He claims that coincides with a time when Wells wanted Erickson to retire from competition.

“Travis said some not too nice things about the guy that makes him as much money as he does. Because Travis—Travis owns the gym. Jesse runs that gym,” Denning said. “But back then, a lot of people weren’t a fan of Jesse for the same reason people aren’t a fan of me. We’ve got more L’s than we do W’s. We’re mostly grappling guys. We show boring fights because we like to grapple. All those little things. But deep down at the end of the day, I know that the Wells family want to see me win this fight.”

Those feelings run much deeper in the ranks at the school, he insists.

“The only reason I’m fighting Jesse is ‘cause I know too much. I know who the people in that gym want to see win that fight, and it ain’t their coach,” Denning said. “I know that deep down there’s people that train there, parents of children that train there, that want to see me beat up the coach from Central Maine Brazilian Jiu-Jitsu because he himself has a bad reputation. I didn’t give him that. I don’t give him a bad reputation. I don’t speak poorly of him. It’s not my position. He never did me wrong, but there’s people out there that don’t like him.”

As for the fight itself, Denning said he hopes that Erickson enters the cage with a game plan, indicating that his former teacher is at his best when he’s winging it.

Of course, Erickson has never been able to read a blueprint in his 10-year MMA career as detailed as the one he’ll have at his disposal against Denning.

“Jesse knows that there’s respect there because he was my coach,” Denning said. “He knows what I can do. He knows what I’m capable of. He taught me it all.

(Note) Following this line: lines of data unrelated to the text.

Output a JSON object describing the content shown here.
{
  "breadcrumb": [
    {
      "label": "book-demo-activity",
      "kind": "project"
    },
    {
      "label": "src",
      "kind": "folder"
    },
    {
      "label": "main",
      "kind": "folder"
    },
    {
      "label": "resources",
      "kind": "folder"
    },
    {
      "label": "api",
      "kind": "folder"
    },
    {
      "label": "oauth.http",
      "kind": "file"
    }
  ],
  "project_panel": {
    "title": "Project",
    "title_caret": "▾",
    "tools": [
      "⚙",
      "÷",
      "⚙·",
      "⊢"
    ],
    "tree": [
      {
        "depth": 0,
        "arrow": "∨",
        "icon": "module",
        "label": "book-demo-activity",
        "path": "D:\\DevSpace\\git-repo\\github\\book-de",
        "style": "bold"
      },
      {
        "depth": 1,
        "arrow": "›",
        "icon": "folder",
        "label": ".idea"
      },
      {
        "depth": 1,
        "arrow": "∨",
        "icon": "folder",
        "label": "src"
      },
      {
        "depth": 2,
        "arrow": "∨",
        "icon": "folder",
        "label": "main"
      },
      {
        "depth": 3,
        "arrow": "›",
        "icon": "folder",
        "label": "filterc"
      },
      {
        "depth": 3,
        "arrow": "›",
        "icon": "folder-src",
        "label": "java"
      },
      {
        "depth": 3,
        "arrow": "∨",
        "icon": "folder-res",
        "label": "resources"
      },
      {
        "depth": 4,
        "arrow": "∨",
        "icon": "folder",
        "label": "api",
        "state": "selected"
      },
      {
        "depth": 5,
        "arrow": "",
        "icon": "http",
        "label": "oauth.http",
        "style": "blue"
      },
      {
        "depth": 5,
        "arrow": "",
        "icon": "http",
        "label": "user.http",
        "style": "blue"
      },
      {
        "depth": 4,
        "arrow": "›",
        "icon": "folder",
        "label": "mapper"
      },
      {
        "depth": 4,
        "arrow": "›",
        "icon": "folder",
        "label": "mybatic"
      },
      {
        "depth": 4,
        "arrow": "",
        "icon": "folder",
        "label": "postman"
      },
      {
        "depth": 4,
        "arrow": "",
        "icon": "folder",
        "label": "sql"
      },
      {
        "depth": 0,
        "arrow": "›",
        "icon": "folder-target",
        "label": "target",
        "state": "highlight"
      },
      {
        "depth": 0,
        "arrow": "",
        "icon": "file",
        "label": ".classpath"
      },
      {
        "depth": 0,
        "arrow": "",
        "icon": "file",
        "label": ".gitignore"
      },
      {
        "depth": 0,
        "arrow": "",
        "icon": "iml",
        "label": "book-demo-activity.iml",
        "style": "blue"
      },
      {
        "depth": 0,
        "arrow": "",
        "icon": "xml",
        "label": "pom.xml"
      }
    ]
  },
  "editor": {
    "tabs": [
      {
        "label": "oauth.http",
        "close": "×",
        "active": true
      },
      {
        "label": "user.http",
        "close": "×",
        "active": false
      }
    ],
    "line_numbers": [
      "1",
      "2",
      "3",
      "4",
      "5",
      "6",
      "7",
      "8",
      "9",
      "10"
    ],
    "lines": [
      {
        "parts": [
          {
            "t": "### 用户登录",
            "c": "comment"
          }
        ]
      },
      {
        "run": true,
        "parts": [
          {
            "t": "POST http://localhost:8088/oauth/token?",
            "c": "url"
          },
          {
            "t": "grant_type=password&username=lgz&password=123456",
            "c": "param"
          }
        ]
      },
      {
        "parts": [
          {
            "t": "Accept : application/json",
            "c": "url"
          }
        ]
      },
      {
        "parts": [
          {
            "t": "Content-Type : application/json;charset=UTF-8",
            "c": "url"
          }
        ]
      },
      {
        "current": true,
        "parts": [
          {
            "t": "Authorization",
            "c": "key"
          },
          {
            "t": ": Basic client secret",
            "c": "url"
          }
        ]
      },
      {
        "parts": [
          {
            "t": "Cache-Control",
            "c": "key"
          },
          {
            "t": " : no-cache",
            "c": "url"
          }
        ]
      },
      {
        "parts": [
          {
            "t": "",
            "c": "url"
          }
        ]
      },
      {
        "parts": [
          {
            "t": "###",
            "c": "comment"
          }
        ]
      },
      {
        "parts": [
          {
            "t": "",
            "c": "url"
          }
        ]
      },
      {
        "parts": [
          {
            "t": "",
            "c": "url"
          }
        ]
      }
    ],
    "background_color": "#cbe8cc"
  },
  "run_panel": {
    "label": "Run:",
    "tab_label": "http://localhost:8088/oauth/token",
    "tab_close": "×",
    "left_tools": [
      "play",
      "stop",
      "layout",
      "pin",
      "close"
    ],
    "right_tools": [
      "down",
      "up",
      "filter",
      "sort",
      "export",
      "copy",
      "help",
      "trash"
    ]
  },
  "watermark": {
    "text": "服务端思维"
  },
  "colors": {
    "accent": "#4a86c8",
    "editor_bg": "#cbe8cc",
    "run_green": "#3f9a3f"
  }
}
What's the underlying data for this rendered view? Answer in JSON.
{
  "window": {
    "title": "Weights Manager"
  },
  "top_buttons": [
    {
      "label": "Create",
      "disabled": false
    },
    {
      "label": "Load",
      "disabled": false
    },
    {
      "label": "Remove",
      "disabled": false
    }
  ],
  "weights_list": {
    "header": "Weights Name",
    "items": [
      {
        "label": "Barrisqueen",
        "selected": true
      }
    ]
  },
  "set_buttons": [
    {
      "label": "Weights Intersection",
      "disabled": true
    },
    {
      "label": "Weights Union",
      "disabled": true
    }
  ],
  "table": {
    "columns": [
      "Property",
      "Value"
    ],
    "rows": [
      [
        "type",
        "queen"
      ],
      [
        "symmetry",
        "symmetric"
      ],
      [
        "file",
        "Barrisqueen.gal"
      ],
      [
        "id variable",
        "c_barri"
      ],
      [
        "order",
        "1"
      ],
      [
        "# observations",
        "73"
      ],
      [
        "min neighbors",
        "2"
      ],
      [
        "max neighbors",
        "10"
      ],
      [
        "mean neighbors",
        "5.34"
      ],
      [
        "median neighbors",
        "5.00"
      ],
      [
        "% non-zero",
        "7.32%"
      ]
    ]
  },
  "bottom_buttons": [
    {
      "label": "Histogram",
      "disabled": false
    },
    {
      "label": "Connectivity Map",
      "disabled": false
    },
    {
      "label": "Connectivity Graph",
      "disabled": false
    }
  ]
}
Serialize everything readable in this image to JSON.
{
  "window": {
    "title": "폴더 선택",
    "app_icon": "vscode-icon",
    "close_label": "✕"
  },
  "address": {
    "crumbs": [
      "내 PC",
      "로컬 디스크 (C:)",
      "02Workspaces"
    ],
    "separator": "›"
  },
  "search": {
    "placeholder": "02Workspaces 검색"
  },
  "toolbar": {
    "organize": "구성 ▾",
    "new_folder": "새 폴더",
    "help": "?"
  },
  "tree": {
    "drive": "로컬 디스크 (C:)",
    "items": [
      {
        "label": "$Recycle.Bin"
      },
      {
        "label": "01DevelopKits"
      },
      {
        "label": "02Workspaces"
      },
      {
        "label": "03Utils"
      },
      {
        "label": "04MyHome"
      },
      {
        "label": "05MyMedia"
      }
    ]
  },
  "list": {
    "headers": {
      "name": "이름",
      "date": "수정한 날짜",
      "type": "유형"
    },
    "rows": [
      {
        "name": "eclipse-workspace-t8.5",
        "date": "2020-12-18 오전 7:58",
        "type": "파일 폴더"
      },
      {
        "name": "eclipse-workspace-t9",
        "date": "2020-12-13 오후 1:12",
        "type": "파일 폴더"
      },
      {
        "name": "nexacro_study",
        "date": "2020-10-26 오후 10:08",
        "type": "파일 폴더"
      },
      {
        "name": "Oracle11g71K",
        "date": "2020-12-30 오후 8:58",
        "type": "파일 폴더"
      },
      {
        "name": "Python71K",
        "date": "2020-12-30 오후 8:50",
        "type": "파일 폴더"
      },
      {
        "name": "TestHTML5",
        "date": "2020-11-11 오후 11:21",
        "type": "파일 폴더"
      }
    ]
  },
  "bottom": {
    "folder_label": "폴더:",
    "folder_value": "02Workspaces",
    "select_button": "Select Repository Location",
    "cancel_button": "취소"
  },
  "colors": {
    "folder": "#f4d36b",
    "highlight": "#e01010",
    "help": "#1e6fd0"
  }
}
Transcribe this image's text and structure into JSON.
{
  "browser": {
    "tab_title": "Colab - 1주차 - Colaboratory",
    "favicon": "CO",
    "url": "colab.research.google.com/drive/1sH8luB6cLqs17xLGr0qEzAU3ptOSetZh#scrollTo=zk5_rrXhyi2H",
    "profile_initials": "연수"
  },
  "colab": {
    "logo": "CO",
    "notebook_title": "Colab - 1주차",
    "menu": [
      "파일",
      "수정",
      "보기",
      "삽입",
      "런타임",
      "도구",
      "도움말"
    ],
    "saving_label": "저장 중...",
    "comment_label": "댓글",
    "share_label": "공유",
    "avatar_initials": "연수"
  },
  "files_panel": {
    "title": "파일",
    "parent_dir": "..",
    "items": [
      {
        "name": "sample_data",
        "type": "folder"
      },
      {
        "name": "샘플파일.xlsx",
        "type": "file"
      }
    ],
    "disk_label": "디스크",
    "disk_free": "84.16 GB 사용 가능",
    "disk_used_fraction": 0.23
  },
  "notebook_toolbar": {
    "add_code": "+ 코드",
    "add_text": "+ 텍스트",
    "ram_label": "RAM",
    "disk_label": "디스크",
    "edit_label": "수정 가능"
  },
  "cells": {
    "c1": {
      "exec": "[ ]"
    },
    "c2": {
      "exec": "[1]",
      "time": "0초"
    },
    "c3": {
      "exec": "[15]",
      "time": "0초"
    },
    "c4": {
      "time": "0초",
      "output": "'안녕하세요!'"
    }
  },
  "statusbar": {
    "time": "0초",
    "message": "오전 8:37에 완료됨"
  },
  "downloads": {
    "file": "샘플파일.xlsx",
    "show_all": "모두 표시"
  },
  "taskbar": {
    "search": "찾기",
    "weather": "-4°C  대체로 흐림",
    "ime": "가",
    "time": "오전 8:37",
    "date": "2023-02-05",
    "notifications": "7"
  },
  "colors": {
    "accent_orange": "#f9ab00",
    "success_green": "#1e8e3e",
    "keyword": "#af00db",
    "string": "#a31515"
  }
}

My biggest focus right now is May 14th. Whether it lasts the whole three five-minute rounds or it lasts a minute, I don’t care. I’m going to give what everyone wants to see. And I’m still gonna do that until I can’t fucking move anymore.”

Denning also doesn’t plan on stopping anytime soon regardless of the outcome of this fight.

“You just saw how emotional I was about the sport and how impactful it is on my life. Why would I want to hang that up?” he asked Jarrell. “Sure, there’s some people that I’m probably gonna fight after Jesse that aren’t nearly as good so I can get some back in the win column and have some W’s. Cool. That’s the way this game works. There’s people there that suck at fighting that still wanna fight me and think they can win and I’m gonna mop them and walk through ’em because I fought all the guys like who I’ve fought already. I still have a solid purple belt underneath the best jiu-jitsu-slash-MMA school in the Lewiston/Auburn area.”

Win or lose, Denning hopes his success in giving up alcohol and hard drugs, becoming a family man and continuing his career will inspire others.

“I’m never gonna focus on the negativity in my life ever again,” he said. “The world’s your oyster, man. Life’s a garden. Dig it. Go out there and fucking make something of it, because that hourglass isn’t getting tipped back over and you can’t get any of that sand back. This is the nature of the beast. You’re only here once.”

NEF 47: “The Battle of L/A” is the organization’s first appearance in Lewiston-Auburn since June 22, 2019, and its inaugural card on the opposite side of the river. NEF held 25 of its first 30 dockets in Lewiston. Tickets are on sale now at